Éric Woerth, an MP for the conservative Les Républicains, has received the support of the ruling La République en Marche party despite being placed under formal investigation – one step short of charges being brought – for “complicity in illegal financing of an election campaign” in the affair. During questioning by the investigating judges Serge Tournaire and Aude Buresi, the MP himself chose to tackle head on the suspicions that surround his role in it. “I can see that you're thinking there was a lot of cash in this campaign,” he told them.
The judges, who have already put Nicolas Sarkozy under investigation for “illicit funding of an electoral campaign”, “receiving and embezzling public funds” and “passive corruption” in relation to the affair, found it hard to contradict the former campaign treasurer.
When confronted with the investigators' findings – an initial summary report was drawn up in September 2017 - the current chairman of the National Assembly's financial committee accepted the facts as presented. But he went to great lengths to play them down and distance himself from any suspicion of a link with the Libyan allegations. “I see no connection between the Libyan inquiry and these funds,” said Woerth from the start of his questioning.

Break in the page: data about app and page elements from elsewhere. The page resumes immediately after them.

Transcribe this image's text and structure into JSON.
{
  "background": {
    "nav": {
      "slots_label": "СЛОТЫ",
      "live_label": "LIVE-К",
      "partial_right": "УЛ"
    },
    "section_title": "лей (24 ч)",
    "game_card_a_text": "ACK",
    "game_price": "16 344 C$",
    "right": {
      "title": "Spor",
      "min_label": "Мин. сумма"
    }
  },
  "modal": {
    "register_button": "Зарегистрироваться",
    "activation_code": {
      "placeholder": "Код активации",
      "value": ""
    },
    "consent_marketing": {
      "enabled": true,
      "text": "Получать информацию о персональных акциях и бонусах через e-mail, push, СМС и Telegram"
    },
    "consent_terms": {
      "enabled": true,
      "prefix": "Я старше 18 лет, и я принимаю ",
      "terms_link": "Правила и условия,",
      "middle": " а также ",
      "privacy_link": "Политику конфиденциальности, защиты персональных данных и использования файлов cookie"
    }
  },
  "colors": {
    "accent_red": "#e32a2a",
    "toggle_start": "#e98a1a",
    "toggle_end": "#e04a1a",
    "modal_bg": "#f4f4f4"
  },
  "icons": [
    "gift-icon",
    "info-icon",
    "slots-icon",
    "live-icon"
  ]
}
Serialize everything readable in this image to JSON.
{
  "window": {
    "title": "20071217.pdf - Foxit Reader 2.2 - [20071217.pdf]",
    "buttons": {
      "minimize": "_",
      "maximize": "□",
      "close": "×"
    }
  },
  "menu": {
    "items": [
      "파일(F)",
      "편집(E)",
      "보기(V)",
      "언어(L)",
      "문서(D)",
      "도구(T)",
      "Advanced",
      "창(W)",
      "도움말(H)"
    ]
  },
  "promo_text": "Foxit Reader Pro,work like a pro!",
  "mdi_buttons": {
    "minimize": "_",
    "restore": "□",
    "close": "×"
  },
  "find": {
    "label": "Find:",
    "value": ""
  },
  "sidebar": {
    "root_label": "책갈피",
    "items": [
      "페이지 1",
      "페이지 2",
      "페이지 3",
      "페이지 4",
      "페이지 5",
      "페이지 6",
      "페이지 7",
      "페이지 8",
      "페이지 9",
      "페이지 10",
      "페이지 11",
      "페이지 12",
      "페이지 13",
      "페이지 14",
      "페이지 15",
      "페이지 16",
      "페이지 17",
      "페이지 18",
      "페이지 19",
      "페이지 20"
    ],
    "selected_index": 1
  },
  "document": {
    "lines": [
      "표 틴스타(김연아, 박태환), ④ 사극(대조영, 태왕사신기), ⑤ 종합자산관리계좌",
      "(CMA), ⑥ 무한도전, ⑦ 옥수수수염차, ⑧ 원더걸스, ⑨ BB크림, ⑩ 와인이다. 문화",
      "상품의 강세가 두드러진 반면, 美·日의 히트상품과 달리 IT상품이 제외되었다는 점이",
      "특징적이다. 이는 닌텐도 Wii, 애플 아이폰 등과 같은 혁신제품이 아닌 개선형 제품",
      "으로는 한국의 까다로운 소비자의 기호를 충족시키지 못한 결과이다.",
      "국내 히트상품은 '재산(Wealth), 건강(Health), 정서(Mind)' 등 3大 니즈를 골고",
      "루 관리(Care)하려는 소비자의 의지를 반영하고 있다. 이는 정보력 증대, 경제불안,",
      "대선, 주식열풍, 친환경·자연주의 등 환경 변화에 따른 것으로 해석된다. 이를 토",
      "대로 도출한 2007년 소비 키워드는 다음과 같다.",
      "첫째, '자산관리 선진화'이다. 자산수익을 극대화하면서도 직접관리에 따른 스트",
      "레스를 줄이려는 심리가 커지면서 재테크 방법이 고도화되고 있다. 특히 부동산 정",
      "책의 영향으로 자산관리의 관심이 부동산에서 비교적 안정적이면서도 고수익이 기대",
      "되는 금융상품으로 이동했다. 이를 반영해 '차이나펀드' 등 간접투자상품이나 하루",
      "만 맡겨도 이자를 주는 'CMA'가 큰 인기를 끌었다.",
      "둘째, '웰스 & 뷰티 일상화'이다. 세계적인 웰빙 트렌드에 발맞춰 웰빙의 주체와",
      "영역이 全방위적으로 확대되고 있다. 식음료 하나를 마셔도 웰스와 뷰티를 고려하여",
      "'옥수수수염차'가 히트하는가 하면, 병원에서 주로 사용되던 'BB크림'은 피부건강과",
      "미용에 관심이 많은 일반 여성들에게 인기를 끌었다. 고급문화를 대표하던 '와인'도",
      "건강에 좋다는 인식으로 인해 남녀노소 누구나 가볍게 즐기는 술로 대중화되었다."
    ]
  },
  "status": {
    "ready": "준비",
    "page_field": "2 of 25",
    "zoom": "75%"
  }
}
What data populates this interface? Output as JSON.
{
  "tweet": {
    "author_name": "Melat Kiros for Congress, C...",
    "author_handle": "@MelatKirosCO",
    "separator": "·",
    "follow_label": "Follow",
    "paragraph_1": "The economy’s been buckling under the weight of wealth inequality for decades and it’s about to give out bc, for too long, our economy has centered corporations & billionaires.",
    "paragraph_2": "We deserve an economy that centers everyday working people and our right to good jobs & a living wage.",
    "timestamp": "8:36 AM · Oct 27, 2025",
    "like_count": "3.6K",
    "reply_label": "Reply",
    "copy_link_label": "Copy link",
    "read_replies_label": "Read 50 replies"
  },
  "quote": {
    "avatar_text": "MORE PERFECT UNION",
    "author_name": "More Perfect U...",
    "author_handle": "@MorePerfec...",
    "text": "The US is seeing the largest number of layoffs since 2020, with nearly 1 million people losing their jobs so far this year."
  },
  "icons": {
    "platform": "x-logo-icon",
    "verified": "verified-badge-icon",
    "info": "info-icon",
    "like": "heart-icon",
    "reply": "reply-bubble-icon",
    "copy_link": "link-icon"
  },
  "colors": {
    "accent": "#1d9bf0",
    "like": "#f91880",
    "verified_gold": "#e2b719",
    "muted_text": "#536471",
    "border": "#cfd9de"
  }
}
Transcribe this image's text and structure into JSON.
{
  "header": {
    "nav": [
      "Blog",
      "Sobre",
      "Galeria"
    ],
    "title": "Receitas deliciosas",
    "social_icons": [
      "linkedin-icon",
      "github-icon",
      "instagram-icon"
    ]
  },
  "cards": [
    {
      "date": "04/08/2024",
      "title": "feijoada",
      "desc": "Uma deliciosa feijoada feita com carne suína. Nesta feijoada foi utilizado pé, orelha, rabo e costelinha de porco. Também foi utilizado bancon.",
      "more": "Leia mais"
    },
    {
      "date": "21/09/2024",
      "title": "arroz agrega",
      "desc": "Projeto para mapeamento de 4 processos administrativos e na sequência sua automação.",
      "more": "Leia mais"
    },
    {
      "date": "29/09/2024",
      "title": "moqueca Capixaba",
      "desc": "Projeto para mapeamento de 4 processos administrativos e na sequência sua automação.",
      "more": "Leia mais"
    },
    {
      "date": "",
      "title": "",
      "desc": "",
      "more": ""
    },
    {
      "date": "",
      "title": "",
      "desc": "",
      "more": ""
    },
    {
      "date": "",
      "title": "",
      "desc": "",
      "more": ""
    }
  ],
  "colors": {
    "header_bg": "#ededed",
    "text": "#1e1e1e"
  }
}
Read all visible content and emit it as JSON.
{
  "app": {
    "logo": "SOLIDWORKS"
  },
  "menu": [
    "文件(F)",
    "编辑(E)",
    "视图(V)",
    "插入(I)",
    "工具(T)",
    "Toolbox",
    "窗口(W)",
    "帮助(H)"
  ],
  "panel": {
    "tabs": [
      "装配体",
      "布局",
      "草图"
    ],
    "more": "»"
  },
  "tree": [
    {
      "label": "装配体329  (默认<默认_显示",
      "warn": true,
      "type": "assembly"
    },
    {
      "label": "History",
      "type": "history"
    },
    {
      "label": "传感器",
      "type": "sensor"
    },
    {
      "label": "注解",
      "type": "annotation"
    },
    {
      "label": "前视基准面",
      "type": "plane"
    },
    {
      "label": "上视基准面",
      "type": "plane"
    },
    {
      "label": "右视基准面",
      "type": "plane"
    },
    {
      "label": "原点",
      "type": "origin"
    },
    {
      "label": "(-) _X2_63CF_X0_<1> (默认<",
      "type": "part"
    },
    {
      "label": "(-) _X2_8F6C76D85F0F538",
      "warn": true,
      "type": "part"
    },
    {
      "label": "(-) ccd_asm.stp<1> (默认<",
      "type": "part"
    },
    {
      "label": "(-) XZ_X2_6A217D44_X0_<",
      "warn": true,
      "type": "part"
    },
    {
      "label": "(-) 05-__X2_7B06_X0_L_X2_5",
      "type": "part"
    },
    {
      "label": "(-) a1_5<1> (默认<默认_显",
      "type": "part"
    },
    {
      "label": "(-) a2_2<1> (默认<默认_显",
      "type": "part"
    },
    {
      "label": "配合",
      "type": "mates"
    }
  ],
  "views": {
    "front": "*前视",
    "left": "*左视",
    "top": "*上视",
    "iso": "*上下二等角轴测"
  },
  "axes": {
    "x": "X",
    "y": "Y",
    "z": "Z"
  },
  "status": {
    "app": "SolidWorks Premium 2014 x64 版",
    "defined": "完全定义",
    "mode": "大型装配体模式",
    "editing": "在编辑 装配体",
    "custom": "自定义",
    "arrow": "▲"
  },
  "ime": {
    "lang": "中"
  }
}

So in his defence the conservative MP did all he could , as quickly as he could, to downplay what the police had unearthed in the investigation. While he accepted that there were cash funds, it was impossible to know the origin of them as they had been sent anonymously in the post by hidden donors. Nor were there major sums involved, simply a few thousand euros. That was in summary the basis of the evidence given by the MP. He described how during February and April 2007, either at the headquarters of the UMP – the predecessor right-wing party to Les Républicains – or the election campaign HQ they received up to around thirty thousand euros contained in around ten or so envelopes. Some of them were personally addressed to him. He said there were between 1,000 and 5,000 euros in each envelope.
- Nicolas Sarkozy placed under investigation for corruption, embezzling public funds and illegal political funding
- Exclusive: what Sarkozy told police under questioning about Gaddafi funding evidence
- Top Sarkozy aide faces probe over Libyan election funding claims
- Ex-Sarkozy campaign treasurer Woerth faces probe over Libyan funding affair
According to the MP, this money was then put into safes before being distributed by hand in the form of an impromptu bonus payment to several members of the campaign team.
The problem with this version of the facts is that much of it collides with reality. Contrary to what Éric Woerth said, none of Nicolas Sarkozy's campaign team, including the person in charge of the post, remembers receiving anonymous cash by mail.
Even worse for his version of events, many former campaign workers have told the investigators about large sums of cash in circulation during the campaign, which does not tally with the thirty thousand or euros so talked about by Woerth. One witness even spoke about “hundreds of envelopes” being in the account safes. Another witness said it was known for sure that there would bonuses even before they signed their contracts, which undermines the idea that these payments were a surprise gift at the end of the campaign.
“I'm a little surprised at these declarations … that doesn't seem very reliable at all. I completely challenge this kind of testimony,” Éric Woerth told the judges.